The Internet in Egypt is absolutely trash, reader. It connects for about four minutes and then you have to wait for ten before it connects again. When you’re lucky and it stays connected, the speed is so slow that there is next to no point in using it. I haven’t checked social media in weeks. I’m just thankful when I can get my emails read.
Since tonight was my last night here, they wondered what I wanted to do for dinner. There’s a Pizza Hut down the road, so we decided on a pizza party. Nels and I went over to get the food and I was really rather impressed by the restaurant. I haven’t been to Pizza Hut back home in ages, but I don’t think we have all the things they do. They even have chocolate cake! So, of course I got myself a slice of that.
Back on the roof, we watched the sun go down and the awful Sound & Light show start.
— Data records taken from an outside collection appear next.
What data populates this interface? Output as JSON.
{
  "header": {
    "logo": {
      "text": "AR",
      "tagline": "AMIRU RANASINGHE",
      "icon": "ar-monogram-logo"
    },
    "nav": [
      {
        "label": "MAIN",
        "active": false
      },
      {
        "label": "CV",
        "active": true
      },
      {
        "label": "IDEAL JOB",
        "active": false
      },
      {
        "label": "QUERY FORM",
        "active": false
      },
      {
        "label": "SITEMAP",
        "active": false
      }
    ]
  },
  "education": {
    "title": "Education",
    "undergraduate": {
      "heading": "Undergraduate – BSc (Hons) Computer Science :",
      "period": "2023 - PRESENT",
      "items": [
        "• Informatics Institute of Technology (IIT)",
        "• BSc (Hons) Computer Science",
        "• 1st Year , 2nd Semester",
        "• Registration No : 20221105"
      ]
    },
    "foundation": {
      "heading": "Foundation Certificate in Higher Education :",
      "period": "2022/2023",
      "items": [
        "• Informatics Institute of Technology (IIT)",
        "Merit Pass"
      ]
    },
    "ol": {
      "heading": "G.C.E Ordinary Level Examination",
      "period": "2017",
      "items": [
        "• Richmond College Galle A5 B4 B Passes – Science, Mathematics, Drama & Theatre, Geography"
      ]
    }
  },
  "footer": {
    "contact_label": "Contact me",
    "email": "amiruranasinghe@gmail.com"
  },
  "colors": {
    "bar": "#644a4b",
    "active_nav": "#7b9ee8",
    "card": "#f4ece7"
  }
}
We made fun of it the entire time and it’s kind of delightful to mock the Sphinx, but he sounds like Lawrence Olivier and the entire production is terribly dated. But there was a cat who found us, so I was happy.
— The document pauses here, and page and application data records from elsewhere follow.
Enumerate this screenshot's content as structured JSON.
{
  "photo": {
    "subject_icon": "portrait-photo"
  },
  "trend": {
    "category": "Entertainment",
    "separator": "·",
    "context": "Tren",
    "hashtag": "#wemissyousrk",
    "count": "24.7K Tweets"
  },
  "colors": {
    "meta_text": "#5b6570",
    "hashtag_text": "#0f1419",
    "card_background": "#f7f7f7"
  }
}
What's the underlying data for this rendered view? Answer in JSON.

We sat around chatting about chakras and aura shields for a while and I was having such a nice time because it was all so different from what I had expected. If I hadn’t met these people, I would have been so miserable, but they made my time in Cairo unexpectedly amusing. I came for history, not spiritual and metaphysical chitchat, but it turns out that this is exactly what I needed. I’ll never again think of the pyramids without thinking of Melony or Lou or Nels.
We decided to go for another late night walk, but from the outset, I felt unhappy. I’m not sure why, but I really wasn’t enjoying myself whatsoever. We were looking for an ATM for Melony. Her card has been denied by most of the local banks — an annoyance I can totally sympathize with — so that was our quest.
My throat was burning and my lungs were so heavy from the pollution. I wanted some kind of mask or a cleanser for my insides. It was so bad. People were out like mad that night getting ready for another evening of eating. Ramadan was still going strong, and I’m glad I came here during this time. It’s rather beautiful to see their paper banners stretched over the streets.
I was tired of walking, as was Melony, but Nels wasn’t taking any of our hints about heading back, so Allah only knows how far we went. There was an illegal firework display going off as we were on our way, but then the people started running and told us to run, too, because the police were angry and were on their way. That was alarming, so we went off on a side street into another world.
The streets were even more packed and more bright. Music was blasting. Vendors were everywhere. It was absolutely insane and slightly overwhelming and I was ready for bed. But we still had roads to go through, malls to wander, and alleys to cut across. Finally we found a Barclay’s Bank and it had an ATM that worked, so our quest was complete and we headed back.
I was ready for bed and ready to get out of Cairo.